Modi does not willing to see that beef and the cow protection issue is being used to polarise the country on the basis of religion. The spurt in vigilantism in the country has seen people being beaten, threatened and killed on mere suspicion that they had stored or consumed beef. A large number of BJP stalwarts, not to speak of leaders from the rest of the ‘Sangh Parivar’ jump to defend people accused of perpetrating violence on the basis of rumours. In India your dietary preference can lead to some very serious consequences. This is not what you expect to see in a country that aspires to be counted among the top in the world.
Modi has woken up to the fact that he and his party will suffer immensely because the so-called ‘ Gau Rakshaks’ (cow protectors) are terrorising the Dalits, the Muslims and just about anyone who is engaged in the business of animal slaughter, skinning dead animals or even the trade of import or export of meat. The fact is that all ‘Gau Rakshaks’ (good or bad) have close links with the Sangh Parivar to which Modi also belongs and have received encouragement from Modispeak, especially during and before the 2014 Lok Sabha poll.
After his ‘shoot me first’ speech, reactions from some of the Gau Rakshaks indicate that the violence in the name of cow protection is not going to end. The VHP is reported to have warned Modi that he will have to ‘pay’ for his remarks. One of the prominent Gau Rakshaks in UP said that he will organise a ‘Yagna’ (special prayer) in Meerut so that Modi’s regains his senses.
A recurring theme in most speeches by Modi during the Lok Sabha poll campaign was cow protection, criticising the then Congress-led government of ushering in a ‘pink revolution’ which was about cow slaughter. In fact, Modi continued with the cow theme even after becoming the prime minister in May 2014. During the Bihar assembly poll campaign in 2015, posters had appeared urging voters to save cow slaughter by voting BJP.
Cow slaughter issue was used to divide the people on religious lines and it continues to be so despite Modi’s flare-up at the town hall meeting. After Modi assumed power cow vigilantism in the country has taken a big leap, aided undoubtedly by the BJP-ruled states to introduce stringent rules in the name of protecting the cow. Among the first major policy decision taken by the chief minister of Haryana, a Modi protégé, was to legislate on cow protection and renaming Gurgaon. As for the miseries of the people brought by the monsoon he has done nothing beyond blaming the previous regime.

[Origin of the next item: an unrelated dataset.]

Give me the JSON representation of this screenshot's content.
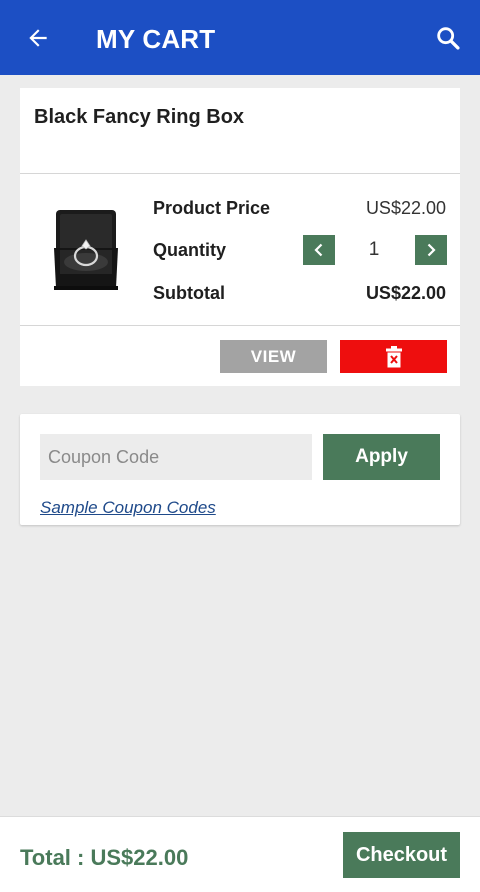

Modi has alluded to the fact that chewing plastic (bags) takes a heavy toll of the cows in the country. This ‘discovery’ by him has come late because never before had he talked about this hazard. If he is serious, he should bring in a law to totally ban the use of plastic bags in the country. That will be in line what the Supreme Court has suggested.